I have always lived a really busy life, thinking that my life was more useful the more social circles I successfully ran in. I could volunteer at the homeless shelter, organize a canned food drive for my school, and go on a mission trip and then I could sleep at night thinking that I have made a difference in my world. My life would then be meaningful.
In high school, I was in a million different clubs, and I also maintained church activities such as quizzing and district and regional talent competitions. In college, I worked three jobs, because in my mind, those activities were more meaningful than going to a barbeque on the campus mall (our name for the really green lawn). I became a recluse as I tried to make use of my time, and my life started out that way this year as well. I spent so much time working, and then wondering why I was tired all the time and questioning if my life mattered.
When Lent started this year, I saw one of my main problems was my schedule, and I decided to take a break from being busy and refocus. I have discovered a more meaningful life than I ever thought was possible. I don’t think I am ever going to go back to the way things used to be. I haven’t really thought through this yet.
Tonight as I was sitting in the restaurant, the waitor came up and started talking to me. He felt comfortable doing that, because he sees me here all the time. He really opened up to me about some things, and we even spent some time talking about God. The crazy thing is, this isn’t the first time I’ve had conversations like this with the employees at this restaurant, or the other customers. I have found a place where I can be real, and they can be real in return with me. What other activity could be more meaningful or life-changing? It doesn’t seem productive, though, to spend evenings reading, writing, and talking to people. However, I am discovering that this is what life is all about.
When we look at what Jesus did, He just walked around for years talking to people. That doesn’t seem very productive. However, somehow in America, we’ve gotten this all upside down. Now, all that matters is working our way up the ladder and “proving ourselves” to those around us. However, our value to God doesn’t depend on our job status, housing status, or how busy we are. Our value to God was decided before we were ever born, and nothing we can do could make God love us any more or any less.

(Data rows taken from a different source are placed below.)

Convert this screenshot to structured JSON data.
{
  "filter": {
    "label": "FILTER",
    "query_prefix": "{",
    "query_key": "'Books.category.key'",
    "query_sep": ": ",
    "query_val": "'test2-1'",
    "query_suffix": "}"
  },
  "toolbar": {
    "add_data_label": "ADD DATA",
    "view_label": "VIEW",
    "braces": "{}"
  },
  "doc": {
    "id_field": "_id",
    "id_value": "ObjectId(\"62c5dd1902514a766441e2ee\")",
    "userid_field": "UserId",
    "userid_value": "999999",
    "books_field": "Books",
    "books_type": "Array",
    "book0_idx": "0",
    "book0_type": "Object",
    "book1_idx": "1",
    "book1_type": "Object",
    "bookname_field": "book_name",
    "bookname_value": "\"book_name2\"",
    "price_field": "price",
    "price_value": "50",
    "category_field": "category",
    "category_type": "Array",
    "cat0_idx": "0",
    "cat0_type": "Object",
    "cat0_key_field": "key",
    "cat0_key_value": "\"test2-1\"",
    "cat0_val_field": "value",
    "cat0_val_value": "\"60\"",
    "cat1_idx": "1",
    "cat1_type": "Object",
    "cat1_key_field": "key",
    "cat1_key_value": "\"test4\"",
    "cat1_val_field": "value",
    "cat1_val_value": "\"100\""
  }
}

That’s such an insane thought to us!
Maybe I have been so busy for selfish reasons. I feel that I am being a good steward of the time God has given me by how many ways I am trying to save the world. Surely true Christians are always out there helping the poor and needy, making quilts for those who need prayer, or raising money for some worthy cause. These things are all great, and I don’t want to put them down at all. However, these things can become very meaningless if all we are doing are satisfying our own consciences, rather than doing them through a passion that God has provided and maintains.
I have found so much joy in a simpler life, when I can truly learn how to be present where I am, rather than always thinking about the next thing on my agenda. In the middle of my conversation with Sally, I am thinking about how if I don’t conclude this conversation in 15 minutes, I am going to be late to work. Inadvertently, everything she says goes in one ear and out the other, because my focus is on the next activity. Then, when I get to work, I am thinking about what I am going to do when I am off work, and I am already creating my to do list in my mind. When I am doing those things in the evening, I am thinking about bed, or even what I will be doing the next day. I go to sleep that night and I don’t even remember what I did that day, because I really wasn’t paying attention to what I was doing in the first place. Have I even really lived?
I don’t want to live like that. If all we ever have is the present, then why are we so focused on living in the future? The future will only ever be another right now, and until we have mastered how to love today, we will never learn how to love tomorrow.
I guess, I want a life where I am not speeding through my day so fast that I do not see the people around me. I want to be able to stop and hear my waiter’s story, and be able to listen from my heart. I want to truly love my job, and see how even the mundane tasks are so important in serving God. I want to be an encouragement to those that I work with by being sensitive to whether or not they are having a good day. I want to be able to handle life’s interruptions like God sees them: just part of life. What is an interruption? Something we didn’t plan on? What can we really plan on? If we are always planning, then do we ever really live? To me, that’s not a meaningful life…I want something a little more meaningful…
These are just my rambling thoughts tonight…